If the National Hockey League lockout lasts the entire season, the Arrowhead Pond of Anaheim will lose millions of dollars in income from 45 canceled Mighty Ducks games.
But these are hardly dark days for the 11-year-old, city-owned arena that spent its first decade swimming in debt.
The 19,000-seat facility is finally approaching profitability after completing a record-breaking year for concerts and gross ticket revenue. It also has sold its 84 luxury suites, and its new management company, H&S Ventures, is in negotiations to buy the Ducks.
And then there's always the hope that the Pond will land the best of all sports anchors -- a National Basketball Assn. franchise. Although the arena appears no closer to landing an NBA team than it was a decade ago, the quest continues.

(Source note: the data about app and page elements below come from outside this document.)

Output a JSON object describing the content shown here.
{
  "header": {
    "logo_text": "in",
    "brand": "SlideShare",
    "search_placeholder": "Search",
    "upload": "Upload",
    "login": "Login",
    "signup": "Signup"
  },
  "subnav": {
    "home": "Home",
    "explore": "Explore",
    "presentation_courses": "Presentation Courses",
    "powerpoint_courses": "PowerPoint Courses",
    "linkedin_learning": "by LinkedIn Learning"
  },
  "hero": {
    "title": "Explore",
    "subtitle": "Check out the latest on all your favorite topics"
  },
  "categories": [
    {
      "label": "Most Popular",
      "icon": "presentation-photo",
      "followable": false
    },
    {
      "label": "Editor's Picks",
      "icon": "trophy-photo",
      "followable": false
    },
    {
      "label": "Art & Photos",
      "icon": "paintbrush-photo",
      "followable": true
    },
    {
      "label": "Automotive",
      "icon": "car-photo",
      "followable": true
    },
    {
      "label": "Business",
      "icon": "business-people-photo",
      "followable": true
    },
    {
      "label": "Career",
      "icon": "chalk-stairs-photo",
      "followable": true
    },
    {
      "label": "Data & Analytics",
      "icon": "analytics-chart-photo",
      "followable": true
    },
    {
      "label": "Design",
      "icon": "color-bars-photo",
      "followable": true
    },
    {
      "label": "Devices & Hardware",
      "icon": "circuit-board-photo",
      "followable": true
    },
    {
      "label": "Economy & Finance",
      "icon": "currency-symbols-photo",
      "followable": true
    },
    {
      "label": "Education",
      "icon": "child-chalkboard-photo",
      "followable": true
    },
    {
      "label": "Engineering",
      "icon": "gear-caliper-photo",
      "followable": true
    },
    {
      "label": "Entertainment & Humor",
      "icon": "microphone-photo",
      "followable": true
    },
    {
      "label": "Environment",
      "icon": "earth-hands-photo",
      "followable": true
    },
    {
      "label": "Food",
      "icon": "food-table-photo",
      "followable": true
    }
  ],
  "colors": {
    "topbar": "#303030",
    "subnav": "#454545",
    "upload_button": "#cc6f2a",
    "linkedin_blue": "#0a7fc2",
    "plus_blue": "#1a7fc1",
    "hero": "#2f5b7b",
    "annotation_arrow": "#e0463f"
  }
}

"l won't stop until an NBA team lands at the Arrowhead Pond," said Tim Ryan, president of Anaheim Arena Management, which is owned by H&S Ventures.
Over the years, arena football, indoor soccer, boxing and roller hockey have been booked to help compensate for the lack of an anchor team. But none of the lower-tier sports lasted more than a few years during a decade of financial losses for the Pond, then managed by Ogden Entertainment.
The arrangement with Ogden, later called Covanta Energy, called for the company to pay the construction bill of more than $100 million in exchange for the operating profits. The city provided the land and was not exposed to any financial liability. H&S Ventures took over management of the Pond in December 2003 from bankrupt Covanta, which lost about $30 million over 10 years of operating the arena.
The new deal called for the city to get 20% of the profits above the first $12 million, which goes to Anaheim Arena Management. In the seven months of the new deal ending June 30, the arena made $4.2 million before debt service and depreciation.
Greg Smith, Anaheim's convention, sports and entertainment director, said the current deal gave the city a better chance to share in the arena's success.
"We still don't have a risk, but we have a much higher likelihood of sharing in the profits," Smith said. "If the NHL wasn't on strike, I think we could have reached the threshold this year."
While arena management waits for an end to the NHL lockout, the Anaheim Storm lacrosse team opened its second season Saturday. Although the number of National Lacrosse League fans pales in comparison to NBA numbers, Ryan said he was excited to be in on the ground floor of a niche sport.
But lacrosse had nothing to do with the Pond being ranked fourth in the world by Billboard magazine for gross ticket sales that exceeded $34 million.
The Pond cashed in on performers Prince, Madonna, Rod Stewart, Barry Manilow, Phil Collins, Van Halen and Simon & Garfunkel. The arena, which had staged about 25 concerts a year, had 41 concerts in 2004, including eight of Billboard's top-10 tours.
"Attitudes toward Orange County have changed significantly over the last 11 years, because of population growth, income levels and 'The O.C.' television show, which has helped make Orange County a very well-known commodity in our industry," Ryan said. "It's a huge plus for entertainers to reach two major markets, Los Angeles and Orange County, without ever getting on a plane."
The concert season, special events such as the U.S. Olympic Gymnastic Trials, the post-Athens gymnastics tour, the Wooden [basketball] Classic, Disney on Ice and the booking of next summer's World Badminton Championships have offset losses attributed to the NHL lockout, allowing Pond management to increase full-time executive staff positions by 10%.